Text only, exactly as given: reproduce the entries below without their pictures.

====== Material for the task ======

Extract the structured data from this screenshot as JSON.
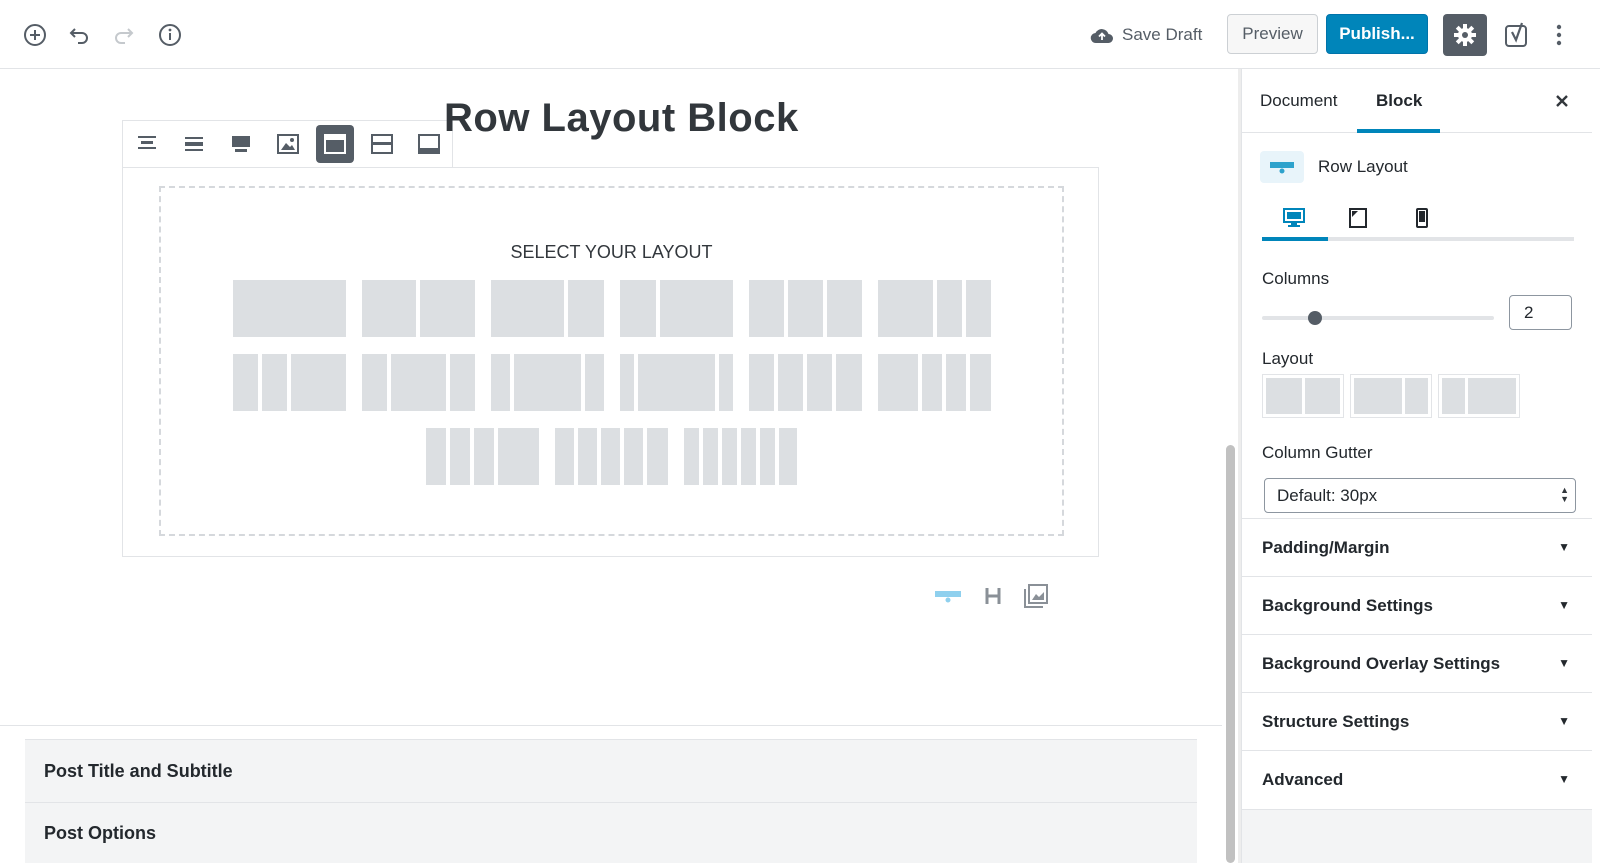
{
  "toolbar": {
    "add_icon": "plus-circle-icon",
    "undo_icon": "undo-icon",
    "redo_icon": "redo-icon",
    "info_icon": "info-icon",
    "save_draft_label": "Save Draft",
    "preview_label": "Preview",
    "publish_label": "Publish...",
    "accent": "#0085ba"
  },
  "editor": {
    "post_title": "Row Layout Block",
    "block_toolbar": [
      "align-top-icon",
      "align-center-icon",
      "align-bottom-icon",
      "image-icon",
      "wide-width-icon",
      "inner-width-icon",
      "full-width-icon"
    ],
    "select_layout_title": "SELECT YOUR LAYOUT",
    "inserter_icons": [
      "row-layout-icon",
      "heading-icon",
      "gallery-icon"
    ]
  },
  "meta_boxes": [
    "Post Title and Subtitle",
    "Post Options"
  ],
  "sidebar": {
    "tabs": [
      "Document",
      "Block"
    ],
    "active_tab": "Block",
    "block_name": "Row Layout",
    "device_tabs": [
      "desktop-icon",
      "tablet-icon",
      "mobile-icon"
    ],
    "columns_label": "Columns",
    "columns_value": "2",
    "layout_label": "Layout",
    "gutter_label": "Column Gutter",
    "gutter_value": "Default: 30px",
    "panels": [
      "Padding/Margin",
      "Background Settings",
      "Background Overlay Settings",
      "Structure Settings",
      "Advanced"
    ]
  }
}
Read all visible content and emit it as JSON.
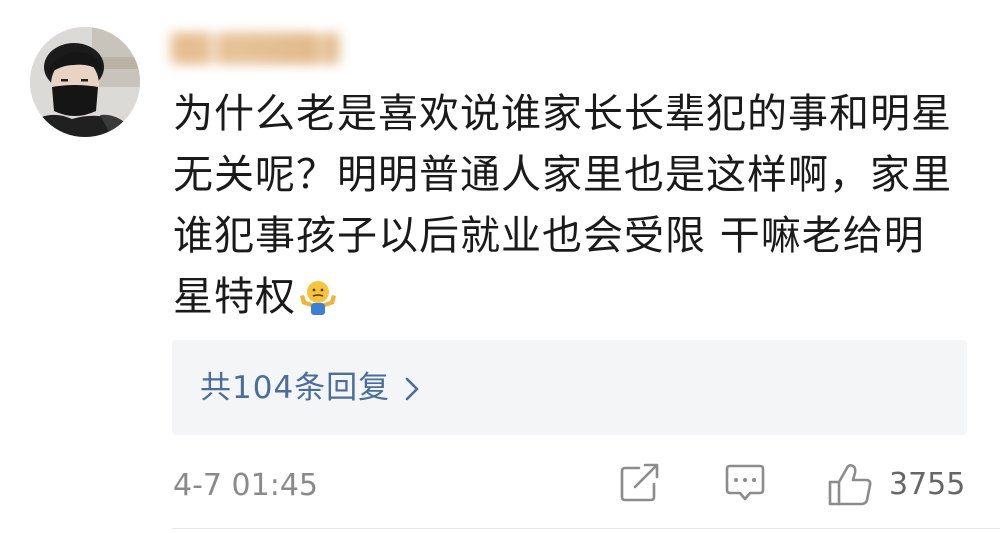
{
  "comment": {
    "username": "██ █████ █",
    "text_lines": [
      "为什么老是喜欢说谁家长长辈犯的事和明星",
      "无关呢？明明普通人家里也是这样啊，家里",
      "谁犯事孩子以后就业也会受限 干嘛老给明",
      "星特权"
    ],
    "emoji": "shrug-emoji"
  },
  "replies": {
    "label": "共104条回复",
    "chevron_icon": "chevron-right-icon"
  },
  "footer": {
    "timestamp": "4-7 01:45",
    "share_icon": "share-icon",
    "comment_icon": "comment-icon",
    "like_icon": "thumbs-up-icon",
    "like_count": "3755"
  },
  "colors": {
    "link": "#4a6d99",
    "text": "#1a1a1a",
    "meta": "#8a8a8a",
    "reply_bg": "#f4f5f7"
  }
}
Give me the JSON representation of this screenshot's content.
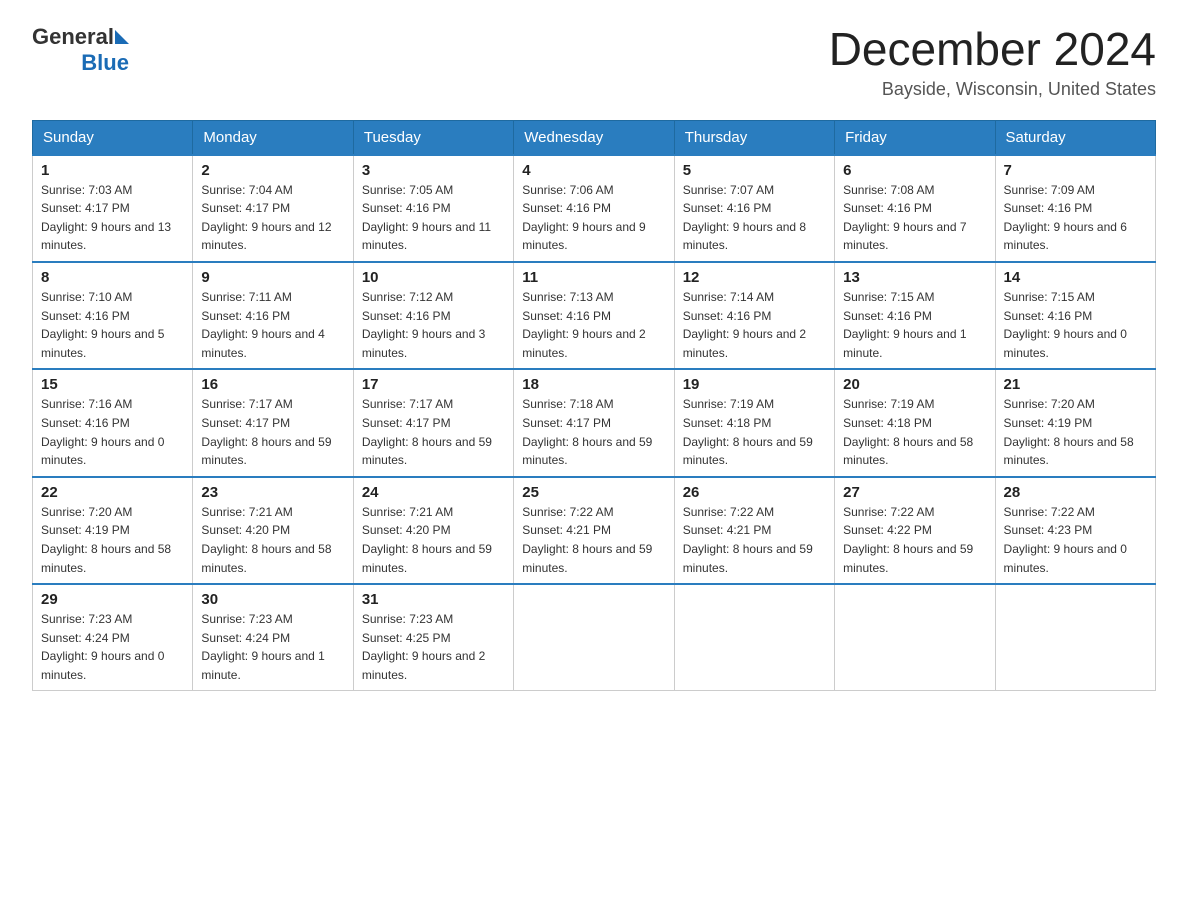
{
  "header": {
    "logo_general": "General",
    "logo_blue": "Blue",
    "month_year": "December 2024",
    "location": "Bayside, Wisconsin, United States"
  },
  "days_of_week": [
    "Sunday",
    "Monday",
    "Tuesday",
    "Wednesday",
    "Thursday",
    "Friday",
    "Saturday"
  ],
  "weeks": [
    [
      {
        "day": "1",
        "sunrise": "7:03 AM",
        "sunset": "4:17 PM",
        "daylight": "9 hours and 13 minutes."
      },
      {
        "day": "2",
        "sunrise": "7:04 AM",
        "sunset": "4:17 PM",
        "daylight": "9 hours and 12 minutes."
      },
      {
        "day": "3",
        "sunrise": "7:05 AM",
        "sunset": "4:16 PM",
        "daylight": "9 hours and 11 minutes."
      },
      {
        "day": "4",
        "sunrise": "7:06 AM",
        "sunset": "4:16 PM",
        "daylight": "9 hours and 9 minutes."
      },
      {
        "day": "5",
        "sunrise": "7:07 AM",
        "sunset": "4:16 PM",
        "daylight": "9 hours and 8 minutes."
      },
      {
        "day": "6",
        "sunrise": "7:08 AM",
        "sunset": "4:16 PM",
        "daylight": "9 hours and 7 minutes."
      },
      {
        "day": "7",
        "sunrise": "7:09 AM",
        "sunset": "4:16 PM",
        "daylight": "9 hours and 6 minutes."
      }
    ],
    [
      {
        "day": "8",
        "sunrise": "7:10 AM",
        "sunset": "4:16 PM",
        "daylight": "9 hours and 5 minutes."
      },
      {
        "day": "9",
        "sunrise": "7:11 AM",
        "sunset": "4:16 PM",
        "daylight": "9 hours and 4 minutes."
      },
      {
        "day": "10",
        "sunrise": "7:12 AM",
        "sunset": "4:16 PM",
        "daylight": "9 hours and 3 minutes."
      },
      {
        "day": "11",
        "sunrise": "7:13 AM",
        "sunset": "4:16 PM",
        "daylight": "9 hours and 2 minutes."
      },
      {
        "day": "12",
        "sunrise": "7:14 AM",
        "sunset": "4:16 PM",
        "daylight": "9 hours and 2 minutes."
      },
      {
        "day": "13",
        "sunrise": "7:15 AM",
        "sunset": "4:16 PM",
        "daylight": "9 hours and 1 minute."
      },
      {
        "day": "14",
        "sunrise": "7:15 AM",
        "sunset": "4:16 PM",
        "daylight": "9 hours and 0 minutes."
      }
    ],
    [
      {
        "day": "15",
        "sunrise": "7:16 AM",
        "sunset": "4:16 PM",
        "daylight": "9 hours and 0 minutes."
      },
      {
        "day": "16",
        "sunrise": "7:17 AM",
        "sunset": "4:17 PM",
        "daylight": "8 hours and 59 minutes."
      },
      {
        "day": "17",
        "sunrise": "7:17 AM",
        "sunset": "4:17 PM",
        "daylight": "8 hours and 59 minutes."
      },
      {
        "day": "18",
        "sunrise": "7:18 AM",
        "sunset": "4:17 PM",
        "daylight": "8 hours and 59 minutes."
      },
      {
        "day": "19",
        "sunrise": "7:19 AM",
        "sunset": "4:18 PM",
        "daylight": "8 hours and 59 minutes."
      },
      {
        "day": "20",
        "sunrise": "7:19 AM",
        "sunset": "4:18 PM",
        "daylight": "8 hours and 58 minutes."
      },
      {
        "day": "21",
        "sunrise": "7:20 AM",
        "sunset": "4:19 PM",
        "daylight": "8 hours and 58 minutes."
      }
    ],
    [
      {
        "day": "22",
        "sunrise": "7:20 AM",
        "sunset": "4:19 PM",
        "daylight": "8 hours and 58 minutes."
      },
      {
        "day": "23",
        "sunrise": "7:21 AM",
        "sunset": "4:20 PM",
        "daylight": "8 hours and 58 minutes."
      },
      {
        "day": "24",
        "sunrise": "7:21 AM",
        "sunset": "4:20 PM",
        "daylight": "8 hours and 59 minutes."
      },
      {
        "day": "25",
        "sunrise": "7:22 AM",
        "sunset": "4:21 PM",
        "daylight": "8 hours and 59 minutes."
      },
      {
        "day": "26",
        "sunrise": "7:22 AM",
        "sunset": "4:21 PM",
        "daylight": "8 hours and 59 minutes."
      },
      {
        "day": "27",
        "sunrise": "7:22 AM",
        "sunset": "4:22 PM",
        "daylight": "8 hours and 59 minutes."
      },
      {
        "day": "28",
        "sunrise": "7:22 AM",
        "sunset": "4:23 PM",
        "daylight": "9 hours and 0 minutes."
      }
    ],
    [
      {
        "day": "29",
        "sunrise": "7:23 AM",
        "sunset": "4:24 PM",
        "daylight": "9 hours and 0 minutes."
      },
      {
        "day": "30",
        "sunrise": "7:23 AM",
        "sunset": "4:24 PM",
        "daylight": "9 hours and 1 minute."
      },
      {
        "day": "31",
        "sunrise": "7:23 AM",
        "sunset": "4:25 PM",
        "daylight": "9 hours and 2 minutes."
      },
      null,
      null,
      null,
      null
    ]
  ]
}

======

**Written response**
Extract the structured data from this screenshot as JSON.
{
  "toolbar": {
    "add_icon": "plus-circle-icon",
    "undo_icon": "undo-icon",
    "redo_icon": "redo-icon",
    "info_icon": "info-icon",
    "save_draft_label": "Save Draft",
    "preview_label": "Preview",
    "publish_label": "Publish...",
    "accent": "#0085ba"
  },
  "editor": {
    "post_title": "Row Layout Block",
    "block_toolbar": [
      "align-top-icon",
      "align-center-icon",
      "align-bottom-icon",
      "image-icon",
      "wide-width-icon",
      "inner-width-icon",
      "full-width-icon"
    ],
    "select_layout_title": "SELECT YOUR LAYOUT",
    "inserter_icons": [
      "row-layout-icon",
      "heading-icon",
      "gallery-icon"
    ]
  },
  "meta_boxes": [
    "Post Title and Subtitle",
    "Post Options"
  ],
  "sidebar": {
    "tabs": [
      "Document",
      "Block"
    ],
    "active_tab": "Block",
    "block_name": "Row Layout",
    "device_tabs": [
      "desktop-icon",
      "tablet-icon",
      "mobile-icon"
    ],
    "columns_label": "Columns",
    "columns_value": "2",
    "layout_label": "Layout",
    "gutter_label": "Column Gutter",
    "gutter_value": "Default: 30px",
    "panels": [
      "Padding/Margin",
      "Background Settings",
      "Background Overlay Settings",
      "Structure Settings",
      "Advanced"
    ]
  }
}
Read all visible content and emit it as JSON.
{
  "comment": {
    "username": "██ █████ █",
    "text_lines": [
      "为什么老是喜欢说谁家长长辈犯的事和明星",
      "无关呢？明明普通人家里也是这样啊，家里",
      "谁犯事孩子以后就业也会受限 干嘛老给明",
      "星特权"
    ],
    "emoji": "shrug-emoji"
  },
  "replies": {
    "label": "共104条回复",
    "chevron_icon": "chevron-right-icon"
  },
  "footer": {
    "timestamp": "4-7 01:45",
    "share_icon": "share-icon",
    "comment_icon": "comment-icon",
    "like_icon": "thumbs-up-icon",
    "like_count": "3755"
  },
  "colors": {
    "link": "#4a6d99",
    "text": "#1a1a1a",
    "meta": "#8a8a8a",
    "reply_bg": "#f4f5f7"
  }
}
Give me the JSON representation of this screenshot's content.
{
  "header": {
    "logo_general": "General",
    "logo_blue": "Blue",
    "month_year": "December 2024",
    "location": "Bayside, Wisconsin, United States"
  },
  "days_of_week": [
    "Sunday",
    "Monday",
    "Tuesday",
    "Wednesday",
    "Thursday",
    "Friday",
    "Saturday"
  ],
  "weeks": [
    [
      {
        "day": "1",
        "sunrise": "7:03 AM",
        "sunset": "4:17 PM",
        "daylight": "9 hours and 13 minutes."
      },
      {
        "day": "2",
        "sunrise": "7:04 AM",
        "sunset": "4:17 PM",
        "daylight": "9 hours and 12 minutes."
      },
      {
        "day": "3",
        "sunrise": "7:05 AM",
        "sunset": "4:16 PM",
        "daylight": "9 hours and 11 minutes."
      },
      {
        "day": "4",
        "sunrise": "7:06 AM",
        "sunset": "4:16 PM",
        "daylight": "9 hours and 9 minutes."
      },
      {
        "day": "5",
        "sunrise": "7:07 AM",
        "sunset": "4:16 PM",
        "daylight": "9 hours and 8 minutes."
      },
      {
        "day": "6",
        "sunrise": "7:08 AM",
        "sunset": "4:16 PM",
        "daylight": "9 hours and 7 minutes."
      },
      {
        "day": "7",
        "sunrise": "7:09 AM",
        "sunset": "4:16 PM",
        "daylight": "9 hours and 6 minutes."
      }
    ],
    [
      {
        "day": "8",
        "sunrise": "7:10 AM",
        "sunset": "4:16 PM",
        "daylight": "9 hours and 5 minutes."
      },
      {
        "day": "9",
        "sunrise": "7:11 AM",
        "sunset": "4:16 PM",
        "daylight": "9 hours and 4 minutes."
      },
      {
        "day": "10",
        "sunrise": "7:12 AM",
        "sunset": "4:16 PM",
        "daylight": "9 hours and 3 minutes."
      },
      {
        "day": "11",
        "sunrise": "7:13 AM",
        "sunset": "4:16 PM",
        "daylight": "9 hours and 2 minutes."
      },
      {
        "day": "12",
        "sunrise": "7:14 AM",
        "sunset": "4:16 PM",
        "daylight": "9 hours and 2 minutes."
      },
      {
        "day": "13",
        "sunrise": "7:15 AM",
        "sunset": "4:16 PM",
        "daylight": "9 hours and 1 minute."
      },
      {
        "day": "14",
        "sunrise": "7:15 AM",
        "sunset": "4:16 PM",
        "daylight": "9 hours and 0 minutes."
      }
    ],
    [
      {
        "day": "15",
        "sunrise": "7:16 AM",
        "sunset": "4:16 PM",
        "daylight": "9 hours and 0 minutes."
      },
      {
        "day": "16",
        "sunrise": "7:17 AM",
        "sunset": "4:17 PM",
        "daylight": "8 hours and 59 minutes."
      },
      {
        "day": "17",
        "sunrise": "7:17 AM",
        "sunset": "4:17 PM",
        "daylight": "8 hours and 59 minutes."
      },
      {
        "day": "18",
        "sunrise": "7:18 AM",
        "sunset": "4:17 PM",
        "daylight": "8 hours and 59 minutes."
      },
      {
        "day": "19",
        "sunrise": "7:19 AM",
        "sunset": "4:18 PM",
        "daylight": "8 hours and 59 minutes."
      },
      {
        "day": "20",
        "sunrise": "7:19 AM",
        "sunset": "4:18 PM",
        "daylight": "8 hours and 58 minutes."
      },
      {
        "day": "21",
        "sunrise": "7:20 AM",
        "sunset": "4:19 PM",
        "daylight": "8 hours and 58 minutes."
      }
    ],
    [
      {
        "day": "22",
        "sunrise": "7:20 AM",
        "sunset": "4:19 PM",
        "daylight": "8 hours and 58 minutes."
      },
      {
        "day": "23",
        "sunrise": "7:21 AM",
        "sunset": "4:20 PM",
        "daylight": "8 hours and 58 minutes."
      },
      {
        "day": "24",
        "sunrise": "7:21 AM",
        "sunset": "4:20 PM",
        "daylight": "8 hours and 59 minutes."
      },
      {
        "day": "25",
        "sunrise": "7:22 AM",
        "sunset": "4:21 PM",
        "daylight": "8 hours and 59 minutes."
      },
      {
        "day": "26",
        "sunrise": "7:22 AM",
        "sunset": "4:21 PM",
        "daylight": "8 hours and 59 minutes."
      },
      {
        "day": "27",
        "sunrise": "7:22 AM",
        "sunset": "4:22 PM",
        "daylight": "8 hours and 59 minutes."
      },
      {
        "day": "28",
        "sunrise": "7:22 AM",
        "sunset": "4:23 PM",
        "daylight": "9 hours and 0 minutes."
      }
    ],
    [
      {
        "day": "29",
        "sunrise": "7:23 AM",
        "sunset": "4:24 PM",
        "daylight": "9 hours and 0 minutes."
      },
      {
        "day": "30",
        "sunrise": "7:23 AM",
        "sunset": "4:24 PM",
        "daylight": "9 hours and 1 minute."
      },
      {
        "day": "31",
        "sunrise": "7:23 AM",
        "sunset": "4:25 PM",
        "daylight": "9 hours and 2 minutes."
      },
      null,
      null,
      null,
      null
    ]
  ]
}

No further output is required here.